Paypal – The Advertiser has been getting a lot of scam texts lately – here are some real whoppers
Some scammers appear to have set their sights on this reporter, and they have come up with some real whoppers in their morally bankrupt pursuit of cash.
As everyone knows, it is impossible to trick journalists – and this reporter was never, ever, ever almost tricked into trying to get hold of sky hooks and a ‘long wait’ in a previous line of work.
But no matter how savvy we are (or are not), we’re never invulnerable.
The age of bumbling emails about distantly related princes or mysterious lottery wins is in its twilight – and the age of the vaguely credible text messages has begun.
One of the saddest elements of these scams is that, when they are effective, it’s often with the elderly or the vulnerable – those who are usually hurt the most by losing money.
A scam phone call I received last year was very telling – I knew what they were up to so I decided to play along and waste their time.
For the record, the best thing to do with a call like this is to just hang up if you are in any doubt.
These people can get very nasty – but reporters are well acquainted with people who behave like angry little goblins, so there was no harm in stringing them along a bit.
After about 15 minutes of timewasting, I decided to confront the scammer directly, asking why they felt it was ok to do what they were doing.
The reply was exaggerated outrage, the hallmark of someone telling porkie pies.
I twisted the knife a bit further, and suggested that they are the worst kind of human because their scams rely on getting through to the elderly or vulnerable.
This was met with fury, and after I started talking over the top of the delightful fellow in a wonderfully annoying and obnoxious way, he hung up.
At no point did he show any sign of conscience or reflection – one of the parts of his rant that I understood was a threat to disconnect my internet services.
The lesson here is that these people are ruthless.
They know what they are doing is wrong and they don’t care, or they’ve managed to justify their criminal activities with some twisted logic known only to them.
If they can get hold of your money or your personal details – they will.
So here I’ll share a selection of the biggest whoppers I’ve had sent to me, in the hope it raises some awareness.
Some of you might think these texts are obviously nefarious – if you do, treat this story as a reminder to have a conversation with loved ones who might not know.
EE: We are unable to process your latest bill.

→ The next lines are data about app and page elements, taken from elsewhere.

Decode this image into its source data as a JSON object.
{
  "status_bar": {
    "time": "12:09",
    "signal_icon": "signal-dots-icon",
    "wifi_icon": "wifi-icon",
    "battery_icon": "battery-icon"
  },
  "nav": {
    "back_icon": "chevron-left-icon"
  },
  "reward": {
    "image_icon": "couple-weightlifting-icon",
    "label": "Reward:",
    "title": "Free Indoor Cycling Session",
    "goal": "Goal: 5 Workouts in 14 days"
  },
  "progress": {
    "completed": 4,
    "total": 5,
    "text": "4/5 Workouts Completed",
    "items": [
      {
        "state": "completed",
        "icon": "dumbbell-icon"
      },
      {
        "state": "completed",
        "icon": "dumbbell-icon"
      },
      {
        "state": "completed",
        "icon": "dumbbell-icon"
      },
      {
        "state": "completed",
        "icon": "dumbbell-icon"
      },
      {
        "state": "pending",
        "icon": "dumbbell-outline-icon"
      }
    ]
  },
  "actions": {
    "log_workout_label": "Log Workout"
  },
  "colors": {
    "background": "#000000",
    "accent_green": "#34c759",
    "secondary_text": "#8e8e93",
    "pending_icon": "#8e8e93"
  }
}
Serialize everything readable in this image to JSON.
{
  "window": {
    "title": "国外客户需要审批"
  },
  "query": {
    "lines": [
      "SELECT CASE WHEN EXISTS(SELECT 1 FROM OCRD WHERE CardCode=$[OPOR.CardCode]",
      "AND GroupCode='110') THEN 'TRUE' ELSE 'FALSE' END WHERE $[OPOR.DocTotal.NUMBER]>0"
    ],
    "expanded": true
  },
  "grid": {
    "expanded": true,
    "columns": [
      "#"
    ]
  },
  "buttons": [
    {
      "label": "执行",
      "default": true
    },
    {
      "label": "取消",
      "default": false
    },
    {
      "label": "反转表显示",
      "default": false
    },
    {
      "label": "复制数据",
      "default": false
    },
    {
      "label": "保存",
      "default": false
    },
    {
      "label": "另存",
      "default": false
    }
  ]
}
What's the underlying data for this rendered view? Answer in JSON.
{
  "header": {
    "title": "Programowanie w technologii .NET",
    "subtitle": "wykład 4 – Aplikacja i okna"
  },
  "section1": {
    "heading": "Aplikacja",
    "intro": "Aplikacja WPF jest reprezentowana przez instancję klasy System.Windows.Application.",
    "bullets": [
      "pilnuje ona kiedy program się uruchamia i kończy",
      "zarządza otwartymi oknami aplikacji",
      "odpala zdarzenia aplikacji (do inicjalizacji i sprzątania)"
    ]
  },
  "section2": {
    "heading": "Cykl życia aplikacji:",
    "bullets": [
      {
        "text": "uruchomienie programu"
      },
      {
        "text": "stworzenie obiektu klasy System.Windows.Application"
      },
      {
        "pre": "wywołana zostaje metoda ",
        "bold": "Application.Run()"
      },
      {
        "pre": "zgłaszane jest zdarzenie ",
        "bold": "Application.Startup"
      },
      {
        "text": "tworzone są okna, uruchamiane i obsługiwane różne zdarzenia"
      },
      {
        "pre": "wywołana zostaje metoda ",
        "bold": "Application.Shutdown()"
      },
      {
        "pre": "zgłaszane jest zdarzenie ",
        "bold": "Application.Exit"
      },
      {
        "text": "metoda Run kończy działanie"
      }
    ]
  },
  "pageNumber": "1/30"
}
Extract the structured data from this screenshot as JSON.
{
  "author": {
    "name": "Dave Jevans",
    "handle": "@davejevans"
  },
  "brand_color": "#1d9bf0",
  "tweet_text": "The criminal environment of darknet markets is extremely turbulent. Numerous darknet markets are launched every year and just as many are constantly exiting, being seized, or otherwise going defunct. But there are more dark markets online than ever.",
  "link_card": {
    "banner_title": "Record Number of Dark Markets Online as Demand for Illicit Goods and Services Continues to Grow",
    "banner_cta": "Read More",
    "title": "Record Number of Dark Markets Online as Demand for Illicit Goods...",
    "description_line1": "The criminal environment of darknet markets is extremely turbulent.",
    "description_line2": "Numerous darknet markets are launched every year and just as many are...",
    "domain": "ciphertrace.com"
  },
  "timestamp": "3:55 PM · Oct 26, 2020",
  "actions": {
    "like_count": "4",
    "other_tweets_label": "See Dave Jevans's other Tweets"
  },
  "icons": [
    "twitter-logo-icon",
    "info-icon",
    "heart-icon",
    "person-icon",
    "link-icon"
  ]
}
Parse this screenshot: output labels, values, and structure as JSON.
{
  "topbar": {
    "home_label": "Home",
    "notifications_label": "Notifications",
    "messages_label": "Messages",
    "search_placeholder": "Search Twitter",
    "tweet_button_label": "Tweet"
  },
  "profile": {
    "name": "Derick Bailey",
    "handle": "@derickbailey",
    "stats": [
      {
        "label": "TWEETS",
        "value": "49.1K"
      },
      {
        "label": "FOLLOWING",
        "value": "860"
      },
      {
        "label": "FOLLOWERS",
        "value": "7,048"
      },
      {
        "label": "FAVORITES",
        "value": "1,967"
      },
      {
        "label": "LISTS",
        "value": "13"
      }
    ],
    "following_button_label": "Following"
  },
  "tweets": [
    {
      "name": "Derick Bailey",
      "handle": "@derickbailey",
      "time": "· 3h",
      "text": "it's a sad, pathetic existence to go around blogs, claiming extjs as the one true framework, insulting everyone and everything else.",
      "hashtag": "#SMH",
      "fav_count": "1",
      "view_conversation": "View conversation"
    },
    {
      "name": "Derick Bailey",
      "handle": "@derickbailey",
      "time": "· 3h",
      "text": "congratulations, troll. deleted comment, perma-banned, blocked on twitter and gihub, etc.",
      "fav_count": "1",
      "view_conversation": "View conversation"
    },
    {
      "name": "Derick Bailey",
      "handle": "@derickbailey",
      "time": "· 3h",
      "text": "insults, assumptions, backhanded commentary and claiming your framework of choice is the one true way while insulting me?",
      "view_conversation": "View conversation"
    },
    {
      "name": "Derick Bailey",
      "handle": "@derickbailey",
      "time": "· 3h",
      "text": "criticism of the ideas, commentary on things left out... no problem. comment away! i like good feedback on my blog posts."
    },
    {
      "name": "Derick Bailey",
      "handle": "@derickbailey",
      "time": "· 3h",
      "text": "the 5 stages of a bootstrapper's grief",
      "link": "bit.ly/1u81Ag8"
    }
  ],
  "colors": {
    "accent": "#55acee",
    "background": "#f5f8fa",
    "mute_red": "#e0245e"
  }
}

In order to avoid restrictions please update your billing information via: [big scam url here which I won’t link to for obvious reasons]
First, I should hope EE can’t process a bill with me – I don’t owe them anything.
Here the scammer is going for a scattergun approach. They likely hold no information on me other than a phone number – so they’ve sent this in the hope I am actually with EE and, in a moment of panic, I follow the link. Their ultimate aim is for you to get on their website and give up sensitive information.
The website linked to is nothing to do with EE, and EE said they will never send customers messages asking them to login via a link.
GOVUK: You have a pending tax refund of £276.84 from HMRC. To proceed with your form please verify your information via: [Guess what would be here? Yes, you’re right, another scam url]
HM Revenue and Customs will never send you notifications of tax rebates via email or text. Never engage with these kinds of messages.
If you visit them, these spoof HMRC websites will ask you to fill in sensitive information to ‘confirm’ your details.
Some of these websites can look very convincing. In the case above, our scammer is a blockhead. Their url has a .com domain. Our government is in the UK – so it has a .uk domain.
My scammers appeared fond of the HMRC trick – I had two separate texts with very similar contents.
HALIFAX: A new payee (MR K KAHN) has been added to your account at 21:48 on 10/01/21. If this was NOT you, please visit [url with the words ‘restrict payee’ in it – no mention of Halifax]
You’re noticing a pattern now – all of these texts are sent with the intention of getting you to follow a link to a spoof website so scammers can get their grubby little hands on your personal details.
Halifax said a text from them will include part of your name, account number or post code. Scammers pretend to be all sorts of banks and building societies when they try it on, so if you are in any doubt – ignore the message and ring the bank directly using a number you have got from a proper source.
Paypal: We have limited your account due to safety concerns. Please visit [fake paypal url here] before we are forced to close your account.
Paypal gives advice on how to deal with these sorts of messages here www.paypal.com/uk/webapps/mpp/phishing. They state that many scam messages tell you that your account will be in jeopardy if something critical is not updated right away.
Paypal even gives its own example of a popular scam message: “Your PayPal account has been suspended due to suspicious activity. Please contact us immediately at 0123-4567. It is imperative that we speak to you immediately.”
As before, if in doubt, contact them directly.
Here’s the end of our odyssey through the world of dodgy text messages.
Remember, never feel forced to act quickly as the result of an email, phone call or text message. If the person on the other end of the line is trying to pressure you, or threatening dire consequences if you don’t take action immediately, they’re probably up to no good.
If you are in any doubt, speak to a friend or a relative, or get in touch with the organisation someone is claiming to be from directly, using contact details from a reputable source.